Whale Watching

Cape Town has become renowned for great whale watching because the whales like to feed and give birth in the warm and nutrient rich waters along the South African coast line, while migrating.

The best known and most frequently sighted Whale species seen off our coast is the Southern Right whale, which swims up from Antarctica, usually arriving in June. They spend the winter in our quiet bays; Noordhoek, Fish Hoek and Simonstown; mating, calving and basking with their families. The whales seem to choose quiet, warmer bays like Fish Hoek, and Simonstown in False Bay, to give birth to their young, where they seem to feel unthreatened. They usually stay until about end October, or even later before migrating, but the peak season is from mid-August to mid-October. Be assured that if you are in our Cape Town, southern peninsula during these months you will not go unrewarded with whale sightings. Humpback whales mate and calve in the warm waters off both Mozambique and West Africa, and can also sometimes be seen in False Bay as they move past South Africa on their northward migration. The term "right" whale refers to the fact that in the nineteenth century these whales were regarded as the "right" whales to catch, because they were particularly rich in oil, being slow swimmers they were easy to catch, and because their carcasses were easy to handle as they floated when dead.

False Bay presents an awesome opportunity for whale watching during the whale migration season. It is an enormous stretch of ocean, extending along the coast of the Cape Peninsula from Muizenberg to the naval town of Simonstown, on the one side and a 35km long stretch of white sand beach from Muizenberg around to the Strand and Gordon's Bay on the western end of False Bay, with the scenic coastal Baden-Powell Drive following the shoreline for most of that extent. From our affordable self catering holiday accommodation a short drive takes you to the most spectacular whale watching view sites on the coastal road from Muizenberg through Fish Hoek and Simonstown, or to Chapman's peak drive.

While enjoying the safe bathing on Fish Hoek beach, one can enjoy a stroll from the beach along the concrete promenade around the bay shore, known as Jagers Walk. Southern Right Whales occasionally laze here, particularly close to the rocks. The coastal road between Fish Hoek and Simon's Town has some great spots for watching because the elevated road follows the shore. One can stop almost anywhere on the road when you spot the flukes of tail splashing, or if you are fortunate enough to see a whale sounding. At Glencairn one will find a good vantage point off the road with a large information board that will provide useful information about the whales that you are likely to see.
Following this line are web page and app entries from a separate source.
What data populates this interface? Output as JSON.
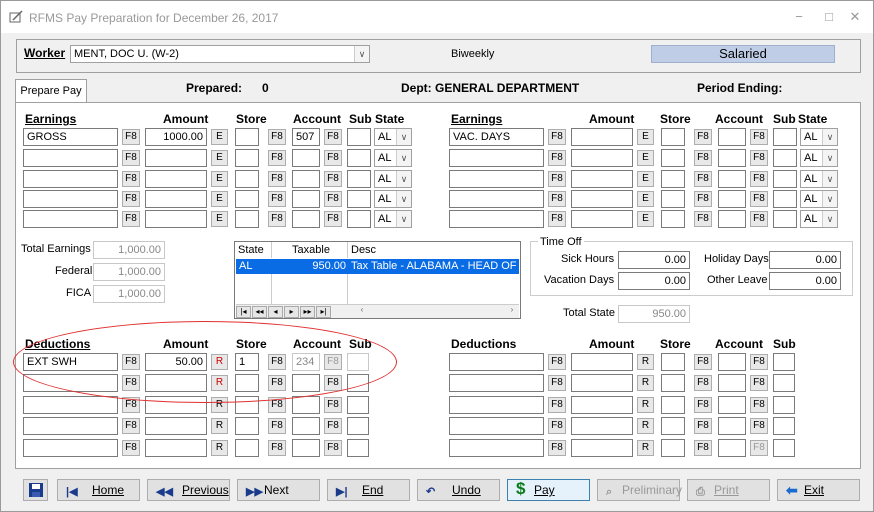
{
  "window": {
    "title": "RFMS Pay Preparation for December 26, 2017"
  },
  "header": {
    "worker_label": "Worker",
    "worker_value": "MENT, DOC U. (W-2)",
    "frequency": "Biweekly",
    "pay_type": "Salaried",
    "prepared_label": "Prepared:",
    "prepared_value": "0",
    "dept_label": "Dept: GENERAL DEPARTMENT",
    "period_label": "Period Ending:"
  },
  "tab": {
    "label": "Prepare Pay"
  },
  "earnings": {
    "headers": {
      "earnings": "Earnings",
      "amount": "Amount",
      "store": "Store",
      "account": "Account",
      "sub": "Sub",
      "state": "State"
    },
    "left_rows": [
      {
        "code": "GROSS",
        "amount": "1000.00",
        "store": "",
        "account": "507",
        "sub": "",
        "state": "AL"
      },
      {
        "code": "",
        "amount": "",
        "store": "",
        "account": "",
        "sub": "",
        "state": "AL"
      },
      {
        "code": "",
        "amount": "",
        "store": "",
        "account": "",
        "sub": "",
        "state": "AL"
      },
      {
        "code": "",
        "amount": "",
        "store": "",
        "account": "",
        "sub": "",
        "state": "AL"
      },
      {
        "code": "",
        "amount": "",
        "store": "",
        "account": "",
        "sub": "",
        "state": "AL"
      }
    ],
    "right_rows": [
      {
        "code": "VAC. DAYS",
        "amount": "",
        "store": "",
        "account": "",
        "sub": "",
        "state": "AL"
      },
      {
        "code": "",
        "amount": "",
        "store": "",
        "account": "",
        "sub": "",
        "state": "AL"
      },
      {
        "code": "",
        "amount": "",
        "store": "",
        "account": "",
        "sub": "",
        "state": "AL"
      },
      {
        "code": "",
        "amount": "",
        "store": "",
        "account": "",
        "sub": "",
        "state": "AL"
      },
      {
        "code": "",
        "amount": "",
        "store": "",
        "account": "",
        "sub": "",
        "state": "AL"
      }
    ],
    "f8": "F8",
    "e": "E"
  },
  "totals": {
    "total_earnings_label": "Total Earnings",
    "total_earnings": "1,000.00",
    "federal_label": "Federal",
    "federal": "1,000.00",
    "fica_label": "FICA",
    "fica": "1,000.00"
  },
  "state_grid": {
    "columns": [
      "State",
      "Taxable",
      "Desc"
    ],
    "row": {
      "state": "AL",
      "taxable": "950.00",
      "desc": "Tax Table - ALABAMA - HEAD OF H"
    },
    "nav": [
      "|◂",
      "◂◂",
      "◂",
      "▸",
      "▸▸",
      "▸|"
    ]
  },
  "time_off": {
    "legend": "Time Off",
    "sick_label": "Sick Hours",
    "sick": "0.00",
    "holiday_label": "Holiday Days",
    "holiday": "0.00",
    "vacation_label": "Vacation Days",
    "vacation": "0.00",
    "other_label": "Other Leave",
    "other": "0.00"
  },
  "total_state": {
    "label": "Total State",
    "value": "950.00"
  },
  "deductions": {
    "headers": {
      "deductions": "Deductions",
      "amount": "Amount",
      "store": "Store",
      "account": "Account",
      "sub": "Sub"
    },
    "left_rows": [
      {
        "code": "EXT SWH",
        "amount": "50.00",
        "store": "1",
        "account": "234",
        "sub": ""
      },
      {
        "code": "",
        "amount": "",
        "store": "",
        "account": "",
        "sub": ""
      },
      {
        "code": "",
        "amount": "",
        "store": "",
        "account": "",
        "sub": ""
      },
      {
        "code": "",
        "amount": "",
        "store": "",
        "account": "",
        "sub": ""
      },
      {
        "code": "",
        "amount": "",
        "store": "",
        "account": "",
        "sub": ""
      }
    ],
    "right_rows": [
      {
        "code": "",
        "amount": "",
        "store": "",
        "account": "",
        "sub": ""
      },
      {
        "code": "",
        "amount": "",
        "store": "",
        "account": "",
        "sub": ""
      },
      {
        "code": "",
        "amount": "",
        "store": "",
        "account": "",
        "sub": ""
      },
      {
        "code": "",
        "amount": "",
        "store": "",
        "account": "",
        "sub": ""
      },
      {
        "code": "",
        "amount": "",
        "store": "",
        "account": "",
        "sub": ""
      }
    ],
    "r": "R"
  },
  "toolbar": {
    "home": "Home",
    "previous": "Previous",
    "next": "Next",
    "end": "End",
    "undo": "Undo",
    "pay": "Pay",
    "preliminary": "Preliminary",
    "print": "Print",
    "exit": "Exit"
  },
  "colors": {
    "selection": "#0a6ce5",
    "salaried_badge": "#bfcde6",
    "highlight_ellipse": "#e03030"
  }
}
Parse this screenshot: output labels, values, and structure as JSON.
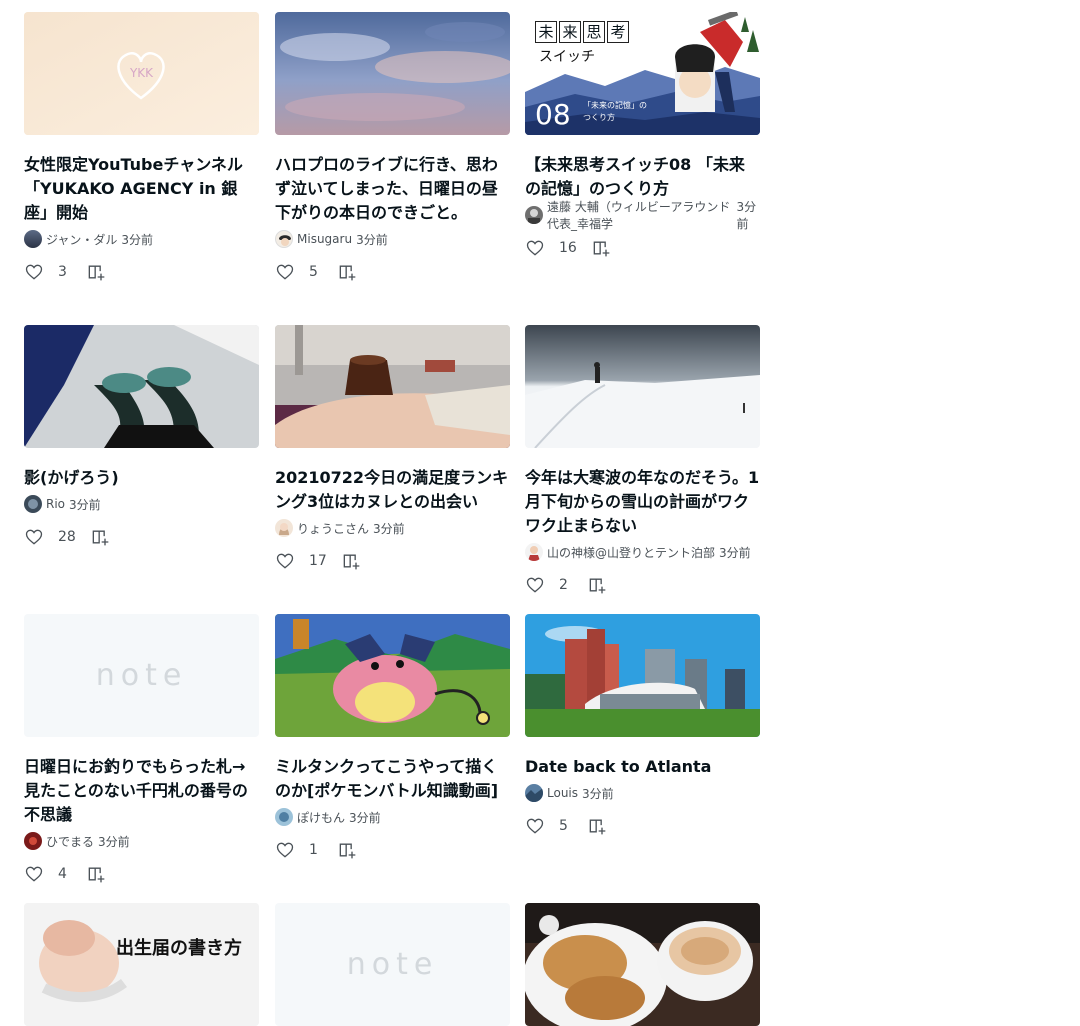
{
  "cards": [
    {
      "title": "女性限定YouTubeチャンネル「YUKAKO AGENCY in 銀座」開始",
      "author": "ジャン・ダル",
      "time": "3分前",
      "likes": "3",
      "thumb_text": "YKK"
    },
    {
      "title": "ハロプロのライブに行き、思わず泣いてしまった、日曜日の昼下がりの本日のできごと。",
      "author": "Misugaru",
      "time": "3分前",
      "likes": "5"
    },
    {
      "title": "【未来思考スイッチ08 「未来の記憶」のつくり方",
      "author": "遠藤 大輔（ウィルビーアラウンド代表_幸福学",
      "time": "3分前",
      "likes": "16",
      "thumb_lines": [
        "未",
        "来",
        "思",
        "考"
      ],
      "thumb_sub": "スイッチ",
      "thumb_num": "08",
      "thumb_caption1": "「未来の記憶」の",
      "thumb_caption2": "つくり方"
    },
    {
      "title": "影(かげろう)",
      "author": "Rio",
      "time": "3分前",
      "likes": "28"
    },
    {
      "title": "20210722今日の満足度ランキング3位はカヌレとの出会い",
      "author": "りょうこさん",
      "time": "3分前",
      "likes": "17"
    },
    {
      "title": "今年は大寒波の年なのだそう。1月下旬からの雪山の計画がワクワク止まらない",
      "author": "山の神様@山登りとテント泊部",
      "time": "3分前",
      "likes": "2"
    },
    {
      "title": "日曜日にお釣りでもらった札→見たことのない千円札の番号の不思議",
      "author": "ひでまる",
      "time": "3分前",
      "likes": "4"
    },
    {
      "title": "ミルタンクってこうやって描くのか[ポケモンバトル知識動画]",
      "author": "ぽけもん",
      "time": "3分前",
      "likes": "1"
    },
    {
      "title": "Date back to Atlanta",
      "author": "Louis",
      "time": "3分前",
      "likes": "5"
    },
    {
      "thumb_text": "出生届の書き方"
    },
    {
      "thumb_text": "note"
    },
    {}
  ],
  "placeholder_logo": "note",
  "colors": {
    "text": "#08131a",
    "muted": "#4a5157",
    "icon": "#888f95"
  }
}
Driving toward Cape Town to Kalk Bay, you may need to stop alongside the coastal road which is elevated enough to offer really good views of the whales frolicking in the bay. From Kalk Bay a superb vantage point is offered on Boyes Drive, a remarkable scenic road that winds across the mountainside between Kalk Bay and Muizenberg. Take along a pair of binoculars and stop at one of the mountainside vantage points for a truly spectacular vista across the whole of False Bay. Although Hermanus is often publicized as the heart of the whale-watching route, many believe that the opportunity for watching Whales at close quarters is better in False Bay. You will certainly find it less crowded.

Our Noordhoek accommodation is situated at the start of Chapman's Peak Drive, deservedly known as one of the most beautiful scenic coastal roads. At a height of about 600 meters above the sea, you will have some great vantage points, and from here Dolphins are regularly spotted in the bay.